In this Slate article, “Can You Own an Asteroid,” Paul Marks explores the Commons in outer space! Not directly, of course. But in his story about Seattle-based Planetary Resources’ plans to mine an asteroid, Marks hits on all the aspects of exploitation of a Commons. “Should asteroids rich in precious metals be regarded, in legal terms, like the fish in the sea?” Marks asks. It’s a good question, and one that deserves further development, along with the United Nations’ treaties and agreements that govern these space-exploration issues. (By the way, how promising were the 1960’s that the UN’s Outer Space Treaty was agreed to in 1967? Think we’ve lost some mojo?).
My initial reaction is this: I would not grant rights to the asteroid, but I definitely would grant property rights to the company that manages to extract minerals and return them to Earth.
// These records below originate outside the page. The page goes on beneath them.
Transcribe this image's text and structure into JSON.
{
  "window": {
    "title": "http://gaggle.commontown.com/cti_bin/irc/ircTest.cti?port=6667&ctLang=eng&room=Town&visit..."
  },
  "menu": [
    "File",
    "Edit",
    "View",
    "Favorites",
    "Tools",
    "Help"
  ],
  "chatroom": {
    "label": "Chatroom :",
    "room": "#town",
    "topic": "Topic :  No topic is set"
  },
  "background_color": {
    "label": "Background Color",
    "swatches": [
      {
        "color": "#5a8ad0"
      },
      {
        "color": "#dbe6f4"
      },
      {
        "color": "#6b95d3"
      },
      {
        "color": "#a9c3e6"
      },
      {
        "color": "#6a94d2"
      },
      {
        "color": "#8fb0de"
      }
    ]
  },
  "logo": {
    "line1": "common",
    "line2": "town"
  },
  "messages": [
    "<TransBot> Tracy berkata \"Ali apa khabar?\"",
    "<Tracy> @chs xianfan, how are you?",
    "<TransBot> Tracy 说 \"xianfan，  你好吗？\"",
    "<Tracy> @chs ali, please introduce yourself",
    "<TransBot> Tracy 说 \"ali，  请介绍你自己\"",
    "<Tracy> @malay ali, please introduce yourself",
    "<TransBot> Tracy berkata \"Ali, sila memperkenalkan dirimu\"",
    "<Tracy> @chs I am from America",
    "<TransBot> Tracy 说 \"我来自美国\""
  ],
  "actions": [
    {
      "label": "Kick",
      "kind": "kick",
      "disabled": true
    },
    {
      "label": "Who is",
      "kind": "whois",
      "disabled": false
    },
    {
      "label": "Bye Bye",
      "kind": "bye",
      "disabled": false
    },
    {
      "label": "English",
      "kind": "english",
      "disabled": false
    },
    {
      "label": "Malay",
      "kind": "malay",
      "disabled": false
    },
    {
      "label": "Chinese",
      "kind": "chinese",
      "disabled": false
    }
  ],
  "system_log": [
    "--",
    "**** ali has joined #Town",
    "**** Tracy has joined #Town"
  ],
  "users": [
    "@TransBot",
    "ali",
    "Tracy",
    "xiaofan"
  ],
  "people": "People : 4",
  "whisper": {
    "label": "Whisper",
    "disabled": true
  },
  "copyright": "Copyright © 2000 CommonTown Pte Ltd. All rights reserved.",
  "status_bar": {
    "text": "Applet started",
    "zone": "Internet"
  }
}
We should celebrate the company that develops the technologies, funds the innovation, and takes the risks involved in such a truly impressive example of the progressive nature of capitalism. The minerals returned to Earth will be used for the good of society; it’s not like these minerals are something to be hoarded. Should, or rather, as asteroid mining and similar space resource exploitation efforts come on line, then shall we need to develop the appropriate property regimes to govern this activity. Look, the first explorers, trappers, and settlers barely impacted the ecology of the American west. It wasn’t until after these hardy few paved the way for the countless others who followed that the destruction of the Commons began. We have learned from our mistakes – this does not mean that we will respond accordingly! – but I am optimistic that we will demonstrate the wisdom to preserve those aspects of space that need to be preserved, while wisely using where possible those resources that may prove a bounty for all Mankind.